** Opening Available records block **
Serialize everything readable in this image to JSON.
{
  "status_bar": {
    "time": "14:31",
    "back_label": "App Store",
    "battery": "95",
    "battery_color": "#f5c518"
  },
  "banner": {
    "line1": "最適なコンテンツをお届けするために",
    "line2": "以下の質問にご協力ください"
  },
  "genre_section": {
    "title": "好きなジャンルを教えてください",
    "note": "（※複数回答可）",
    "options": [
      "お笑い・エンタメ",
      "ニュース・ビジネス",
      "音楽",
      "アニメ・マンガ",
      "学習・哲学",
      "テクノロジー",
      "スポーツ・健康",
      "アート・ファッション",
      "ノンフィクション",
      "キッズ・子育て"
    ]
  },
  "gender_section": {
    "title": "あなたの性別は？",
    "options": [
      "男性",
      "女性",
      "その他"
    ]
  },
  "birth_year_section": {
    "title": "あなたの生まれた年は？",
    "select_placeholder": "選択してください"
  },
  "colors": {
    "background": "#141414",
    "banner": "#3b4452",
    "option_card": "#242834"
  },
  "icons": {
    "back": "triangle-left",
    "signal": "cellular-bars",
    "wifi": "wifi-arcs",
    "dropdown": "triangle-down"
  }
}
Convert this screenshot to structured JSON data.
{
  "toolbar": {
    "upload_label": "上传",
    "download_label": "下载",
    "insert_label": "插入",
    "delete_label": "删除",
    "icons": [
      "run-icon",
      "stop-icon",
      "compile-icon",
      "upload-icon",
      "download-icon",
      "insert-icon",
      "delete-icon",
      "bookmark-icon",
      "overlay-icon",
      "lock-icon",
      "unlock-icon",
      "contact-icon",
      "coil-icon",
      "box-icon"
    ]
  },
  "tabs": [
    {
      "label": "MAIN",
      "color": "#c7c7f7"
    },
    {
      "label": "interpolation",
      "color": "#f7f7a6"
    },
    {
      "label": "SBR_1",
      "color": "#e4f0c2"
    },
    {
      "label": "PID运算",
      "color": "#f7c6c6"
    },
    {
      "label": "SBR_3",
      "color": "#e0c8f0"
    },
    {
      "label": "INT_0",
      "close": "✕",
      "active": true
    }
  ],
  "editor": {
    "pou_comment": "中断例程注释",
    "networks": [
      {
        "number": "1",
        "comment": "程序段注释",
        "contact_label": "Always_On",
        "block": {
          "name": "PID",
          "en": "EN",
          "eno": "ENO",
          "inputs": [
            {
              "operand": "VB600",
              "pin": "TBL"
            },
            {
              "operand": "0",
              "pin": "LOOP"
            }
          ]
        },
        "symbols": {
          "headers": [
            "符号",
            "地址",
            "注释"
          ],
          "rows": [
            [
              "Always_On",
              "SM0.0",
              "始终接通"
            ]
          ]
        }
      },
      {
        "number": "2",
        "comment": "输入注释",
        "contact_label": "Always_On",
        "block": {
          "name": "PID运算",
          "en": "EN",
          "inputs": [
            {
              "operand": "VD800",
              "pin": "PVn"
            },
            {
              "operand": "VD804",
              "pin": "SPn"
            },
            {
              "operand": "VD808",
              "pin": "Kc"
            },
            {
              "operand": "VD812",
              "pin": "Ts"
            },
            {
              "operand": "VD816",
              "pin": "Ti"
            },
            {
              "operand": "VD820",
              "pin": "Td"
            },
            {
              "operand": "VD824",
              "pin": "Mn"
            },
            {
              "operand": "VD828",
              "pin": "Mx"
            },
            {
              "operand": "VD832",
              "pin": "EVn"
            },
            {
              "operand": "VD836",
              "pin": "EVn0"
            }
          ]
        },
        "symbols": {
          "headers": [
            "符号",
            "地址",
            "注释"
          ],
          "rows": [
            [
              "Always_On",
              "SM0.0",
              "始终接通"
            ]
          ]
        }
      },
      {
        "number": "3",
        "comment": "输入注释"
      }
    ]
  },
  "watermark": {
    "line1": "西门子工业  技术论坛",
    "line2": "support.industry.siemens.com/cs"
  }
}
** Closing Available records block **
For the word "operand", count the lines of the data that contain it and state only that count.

**Your solution**
12